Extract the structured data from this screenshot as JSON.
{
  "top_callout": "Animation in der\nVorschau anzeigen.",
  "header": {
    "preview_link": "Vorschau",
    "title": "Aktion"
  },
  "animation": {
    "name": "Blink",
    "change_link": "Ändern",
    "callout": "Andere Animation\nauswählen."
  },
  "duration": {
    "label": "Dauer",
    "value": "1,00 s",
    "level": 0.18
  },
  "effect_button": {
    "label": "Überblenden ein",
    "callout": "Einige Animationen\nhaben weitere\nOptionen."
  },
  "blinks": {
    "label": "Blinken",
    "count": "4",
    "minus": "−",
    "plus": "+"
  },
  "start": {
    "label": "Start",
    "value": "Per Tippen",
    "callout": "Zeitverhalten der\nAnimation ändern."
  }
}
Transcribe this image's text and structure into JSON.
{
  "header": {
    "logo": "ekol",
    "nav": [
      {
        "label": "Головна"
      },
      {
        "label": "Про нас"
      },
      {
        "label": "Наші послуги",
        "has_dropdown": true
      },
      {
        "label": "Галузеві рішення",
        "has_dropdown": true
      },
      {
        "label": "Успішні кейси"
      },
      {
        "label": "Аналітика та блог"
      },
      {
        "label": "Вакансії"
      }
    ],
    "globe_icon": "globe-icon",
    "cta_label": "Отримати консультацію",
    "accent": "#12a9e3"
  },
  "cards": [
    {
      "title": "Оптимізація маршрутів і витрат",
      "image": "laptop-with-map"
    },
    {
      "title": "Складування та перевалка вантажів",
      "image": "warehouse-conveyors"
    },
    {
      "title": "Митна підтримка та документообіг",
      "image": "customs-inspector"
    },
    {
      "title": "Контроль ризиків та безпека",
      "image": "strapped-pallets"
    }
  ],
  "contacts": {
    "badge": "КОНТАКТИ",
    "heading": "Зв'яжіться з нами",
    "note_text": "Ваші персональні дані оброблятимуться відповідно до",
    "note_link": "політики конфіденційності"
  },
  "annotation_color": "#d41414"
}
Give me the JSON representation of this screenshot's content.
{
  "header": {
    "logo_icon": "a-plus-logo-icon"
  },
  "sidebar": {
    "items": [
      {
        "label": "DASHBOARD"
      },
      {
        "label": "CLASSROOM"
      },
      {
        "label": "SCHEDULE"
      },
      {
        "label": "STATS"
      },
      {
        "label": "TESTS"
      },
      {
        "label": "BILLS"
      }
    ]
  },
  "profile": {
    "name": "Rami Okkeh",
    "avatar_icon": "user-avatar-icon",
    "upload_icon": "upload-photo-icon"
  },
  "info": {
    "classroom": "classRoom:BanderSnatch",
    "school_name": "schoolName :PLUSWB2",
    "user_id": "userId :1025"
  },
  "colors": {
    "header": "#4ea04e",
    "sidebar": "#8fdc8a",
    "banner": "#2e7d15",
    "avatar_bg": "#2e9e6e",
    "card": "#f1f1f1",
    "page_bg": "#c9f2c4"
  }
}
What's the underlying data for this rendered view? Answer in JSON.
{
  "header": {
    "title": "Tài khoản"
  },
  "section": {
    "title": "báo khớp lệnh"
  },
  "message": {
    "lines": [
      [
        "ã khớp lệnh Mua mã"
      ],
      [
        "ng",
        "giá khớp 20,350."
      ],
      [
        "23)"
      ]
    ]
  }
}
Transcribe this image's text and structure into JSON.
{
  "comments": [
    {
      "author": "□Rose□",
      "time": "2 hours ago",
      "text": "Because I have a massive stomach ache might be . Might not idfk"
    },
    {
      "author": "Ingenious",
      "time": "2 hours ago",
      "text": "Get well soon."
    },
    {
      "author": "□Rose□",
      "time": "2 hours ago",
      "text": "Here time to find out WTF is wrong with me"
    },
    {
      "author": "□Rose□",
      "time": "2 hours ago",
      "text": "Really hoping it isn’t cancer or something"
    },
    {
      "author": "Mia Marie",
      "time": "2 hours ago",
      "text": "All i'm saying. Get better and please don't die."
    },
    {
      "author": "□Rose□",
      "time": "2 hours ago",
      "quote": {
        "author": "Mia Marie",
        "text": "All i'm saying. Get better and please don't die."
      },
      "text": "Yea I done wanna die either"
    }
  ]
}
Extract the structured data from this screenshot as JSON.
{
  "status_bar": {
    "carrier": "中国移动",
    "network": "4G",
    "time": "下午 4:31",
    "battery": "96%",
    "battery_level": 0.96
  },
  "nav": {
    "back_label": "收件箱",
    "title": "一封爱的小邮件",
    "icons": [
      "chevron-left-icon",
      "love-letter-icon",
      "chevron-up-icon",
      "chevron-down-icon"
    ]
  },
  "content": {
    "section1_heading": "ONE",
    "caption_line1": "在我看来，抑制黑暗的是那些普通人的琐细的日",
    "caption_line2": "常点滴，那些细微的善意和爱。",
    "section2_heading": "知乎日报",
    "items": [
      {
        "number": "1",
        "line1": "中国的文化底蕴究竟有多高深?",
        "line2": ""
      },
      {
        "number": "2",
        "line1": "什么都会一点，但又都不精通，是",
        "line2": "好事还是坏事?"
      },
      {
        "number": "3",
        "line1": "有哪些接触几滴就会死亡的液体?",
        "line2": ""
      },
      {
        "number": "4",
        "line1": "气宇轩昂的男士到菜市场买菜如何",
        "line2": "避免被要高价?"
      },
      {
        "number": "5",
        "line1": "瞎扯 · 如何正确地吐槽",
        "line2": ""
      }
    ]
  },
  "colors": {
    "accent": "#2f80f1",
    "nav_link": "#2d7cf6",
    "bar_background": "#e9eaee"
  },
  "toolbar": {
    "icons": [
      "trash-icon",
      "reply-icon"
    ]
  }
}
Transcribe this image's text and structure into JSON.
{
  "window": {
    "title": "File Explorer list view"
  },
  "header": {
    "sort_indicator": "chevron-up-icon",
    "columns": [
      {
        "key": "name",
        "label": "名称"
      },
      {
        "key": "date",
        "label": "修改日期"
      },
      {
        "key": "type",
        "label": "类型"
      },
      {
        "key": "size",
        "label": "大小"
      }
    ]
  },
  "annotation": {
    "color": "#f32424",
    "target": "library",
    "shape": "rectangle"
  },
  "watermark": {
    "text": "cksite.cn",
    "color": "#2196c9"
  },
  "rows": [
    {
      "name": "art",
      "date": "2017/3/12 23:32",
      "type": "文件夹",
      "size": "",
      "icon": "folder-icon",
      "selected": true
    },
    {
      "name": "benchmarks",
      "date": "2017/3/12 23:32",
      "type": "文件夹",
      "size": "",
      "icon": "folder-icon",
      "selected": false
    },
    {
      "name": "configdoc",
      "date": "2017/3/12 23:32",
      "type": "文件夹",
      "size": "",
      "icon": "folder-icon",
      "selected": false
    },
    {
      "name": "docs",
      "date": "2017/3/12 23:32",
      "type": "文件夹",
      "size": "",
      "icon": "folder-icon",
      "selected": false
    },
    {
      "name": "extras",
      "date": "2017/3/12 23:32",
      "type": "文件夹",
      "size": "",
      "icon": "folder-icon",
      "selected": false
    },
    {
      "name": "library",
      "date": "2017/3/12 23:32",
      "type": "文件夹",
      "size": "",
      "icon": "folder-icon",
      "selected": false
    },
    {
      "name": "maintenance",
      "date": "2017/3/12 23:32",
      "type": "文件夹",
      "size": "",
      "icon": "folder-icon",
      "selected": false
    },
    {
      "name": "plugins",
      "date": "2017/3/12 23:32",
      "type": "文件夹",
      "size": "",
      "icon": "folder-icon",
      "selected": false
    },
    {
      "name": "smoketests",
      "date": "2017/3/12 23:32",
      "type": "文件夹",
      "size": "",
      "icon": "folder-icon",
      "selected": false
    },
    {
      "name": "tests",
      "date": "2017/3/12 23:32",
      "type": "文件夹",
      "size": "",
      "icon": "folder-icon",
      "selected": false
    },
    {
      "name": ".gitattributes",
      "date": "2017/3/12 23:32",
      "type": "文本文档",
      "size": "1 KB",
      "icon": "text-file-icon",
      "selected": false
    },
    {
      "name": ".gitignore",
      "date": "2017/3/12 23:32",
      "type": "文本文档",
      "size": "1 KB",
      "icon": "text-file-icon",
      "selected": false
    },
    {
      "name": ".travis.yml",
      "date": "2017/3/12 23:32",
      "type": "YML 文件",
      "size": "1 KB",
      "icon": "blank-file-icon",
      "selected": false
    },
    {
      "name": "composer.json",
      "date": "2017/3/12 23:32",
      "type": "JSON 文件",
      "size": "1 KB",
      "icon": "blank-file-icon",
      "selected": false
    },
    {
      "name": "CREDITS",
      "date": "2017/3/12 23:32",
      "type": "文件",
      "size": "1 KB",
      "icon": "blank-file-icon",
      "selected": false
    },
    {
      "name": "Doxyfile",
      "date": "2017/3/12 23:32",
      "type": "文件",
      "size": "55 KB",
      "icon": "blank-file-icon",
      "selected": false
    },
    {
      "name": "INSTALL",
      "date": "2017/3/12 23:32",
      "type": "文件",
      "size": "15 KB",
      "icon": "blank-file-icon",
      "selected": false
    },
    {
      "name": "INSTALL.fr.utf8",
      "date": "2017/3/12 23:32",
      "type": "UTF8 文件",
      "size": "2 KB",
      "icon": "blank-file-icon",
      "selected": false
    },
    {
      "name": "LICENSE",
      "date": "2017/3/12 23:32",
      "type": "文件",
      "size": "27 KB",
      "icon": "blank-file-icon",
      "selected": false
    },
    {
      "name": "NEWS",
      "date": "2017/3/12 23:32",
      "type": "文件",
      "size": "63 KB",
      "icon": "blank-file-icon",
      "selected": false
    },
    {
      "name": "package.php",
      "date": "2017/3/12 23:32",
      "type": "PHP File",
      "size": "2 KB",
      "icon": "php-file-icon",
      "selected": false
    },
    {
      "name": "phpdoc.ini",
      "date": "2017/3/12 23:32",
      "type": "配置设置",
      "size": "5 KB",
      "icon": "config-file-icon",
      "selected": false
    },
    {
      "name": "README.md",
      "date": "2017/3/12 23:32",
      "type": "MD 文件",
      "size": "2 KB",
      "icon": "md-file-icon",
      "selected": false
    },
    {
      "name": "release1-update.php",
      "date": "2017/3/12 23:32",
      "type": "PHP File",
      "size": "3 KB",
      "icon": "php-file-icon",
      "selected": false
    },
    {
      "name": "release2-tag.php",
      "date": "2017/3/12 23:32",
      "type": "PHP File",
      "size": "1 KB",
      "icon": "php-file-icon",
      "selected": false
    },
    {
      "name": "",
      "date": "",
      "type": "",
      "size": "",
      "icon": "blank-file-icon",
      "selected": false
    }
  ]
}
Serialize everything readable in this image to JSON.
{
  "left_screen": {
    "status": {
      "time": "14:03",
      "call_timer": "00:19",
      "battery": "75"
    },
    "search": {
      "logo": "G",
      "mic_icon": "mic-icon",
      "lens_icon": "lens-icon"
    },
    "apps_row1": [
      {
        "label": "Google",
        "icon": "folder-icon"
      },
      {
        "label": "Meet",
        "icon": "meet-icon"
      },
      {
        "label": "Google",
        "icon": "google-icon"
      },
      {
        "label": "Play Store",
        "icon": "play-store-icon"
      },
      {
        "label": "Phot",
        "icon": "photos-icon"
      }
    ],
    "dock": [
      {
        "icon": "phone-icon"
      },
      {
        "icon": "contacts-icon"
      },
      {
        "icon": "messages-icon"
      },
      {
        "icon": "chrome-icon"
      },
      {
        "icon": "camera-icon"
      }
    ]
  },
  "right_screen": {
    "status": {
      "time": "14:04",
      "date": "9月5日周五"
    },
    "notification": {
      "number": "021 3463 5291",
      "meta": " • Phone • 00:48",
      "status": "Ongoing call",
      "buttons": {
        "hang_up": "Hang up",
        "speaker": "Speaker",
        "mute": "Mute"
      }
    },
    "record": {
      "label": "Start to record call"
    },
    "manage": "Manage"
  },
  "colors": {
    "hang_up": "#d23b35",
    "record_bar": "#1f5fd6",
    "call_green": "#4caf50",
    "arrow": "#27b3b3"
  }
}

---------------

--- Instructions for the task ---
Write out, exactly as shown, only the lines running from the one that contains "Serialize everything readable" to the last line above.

--- Solved problem ---
Serialize everything readable in this image to JSON.
{
  "left_screen": {
    "status": {
      "time": "14:03",
      "call_timer": "00:19",
      "battery": "75"
    },
    "search": {
      "logo": "G",
      "mic_icon": "mic-icon",
      "lens_icon": "lens-icon"
    },
    "apps_row1": [
      {
        "label": "Google",
        "icon": "folder-icon"
      },
      {
        "label": "Meet",
        "icon": "meet-icon"
      },
      {
        "label": "Google",
        "icon": "google-icon"
      },
      {
        "label": "Play Store",
        "icon": "play-store-icon"
      },
      {
        "label": "Phot",
        "icon": "photos-icon"
      }
    ],
    "dock": [
      {
        "icon": "phone-icon"
      },
      {
        "icon": "contacts-icon"
      },
      {
        "icon": "messages-icon"
      },
      {
        "icon": "chrome-icon"
      },
      {
        "icon": "camera-icon"
      }
    ]
  },
  "right_screen": {
    "status": {
      "time": "14:04",
      "date": "9月5日周五"
    },
    "notification": {
      "number": "021 3463 5291",
      "meta": " • Phone • 00:48",
      "status": "Ongoing call",
      "buttons": {
        "hang_up": "Hang up",
        "speaker": "Speaker",
        "mute": "Mute"
      }
    },
    "record": {
      "label": "Start to record call"
    },
    "manage": "Manage"
  },
  "colors": {
    "hang_up": "#d23b35",
    "record_bar": "#1f5fd6",
    "call_green": "#4caf50",
    "arrow": "#27b3b3"
  }
}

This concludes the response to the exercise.